* _YOUR ASSIGNMENT_:
Each line in the entries that has the word "value" has to be copied.
* * *
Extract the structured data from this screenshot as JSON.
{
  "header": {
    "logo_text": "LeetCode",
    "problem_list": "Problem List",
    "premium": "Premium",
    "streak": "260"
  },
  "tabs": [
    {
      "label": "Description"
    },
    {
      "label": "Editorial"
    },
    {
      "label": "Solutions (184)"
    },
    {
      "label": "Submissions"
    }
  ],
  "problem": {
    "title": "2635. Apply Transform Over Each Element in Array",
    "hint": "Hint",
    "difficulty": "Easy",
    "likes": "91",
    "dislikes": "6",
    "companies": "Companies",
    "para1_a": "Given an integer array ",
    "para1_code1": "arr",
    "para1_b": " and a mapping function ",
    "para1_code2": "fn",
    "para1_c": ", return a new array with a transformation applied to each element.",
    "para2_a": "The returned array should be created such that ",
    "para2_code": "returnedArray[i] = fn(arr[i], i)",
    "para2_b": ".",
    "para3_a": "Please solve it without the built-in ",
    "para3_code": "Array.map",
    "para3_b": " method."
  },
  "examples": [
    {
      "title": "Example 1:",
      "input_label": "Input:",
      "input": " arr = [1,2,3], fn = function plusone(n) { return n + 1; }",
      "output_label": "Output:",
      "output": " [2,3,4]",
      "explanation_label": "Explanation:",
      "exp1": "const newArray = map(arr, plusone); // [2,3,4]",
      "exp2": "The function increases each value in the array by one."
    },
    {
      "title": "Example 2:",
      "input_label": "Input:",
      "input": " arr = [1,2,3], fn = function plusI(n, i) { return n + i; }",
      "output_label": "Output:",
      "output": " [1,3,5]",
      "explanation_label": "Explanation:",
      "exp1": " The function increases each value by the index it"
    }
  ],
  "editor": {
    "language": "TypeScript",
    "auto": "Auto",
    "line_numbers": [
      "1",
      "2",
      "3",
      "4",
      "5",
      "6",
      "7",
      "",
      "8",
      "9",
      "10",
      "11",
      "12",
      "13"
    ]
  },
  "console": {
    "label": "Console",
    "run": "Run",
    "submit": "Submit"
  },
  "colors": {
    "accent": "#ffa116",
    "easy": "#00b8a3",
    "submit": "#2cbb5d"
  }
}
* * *
* _RESPONSE_:
      "exp2": "The function increases each value in the array by one."
      "exp1": " The function increases each value by the index it"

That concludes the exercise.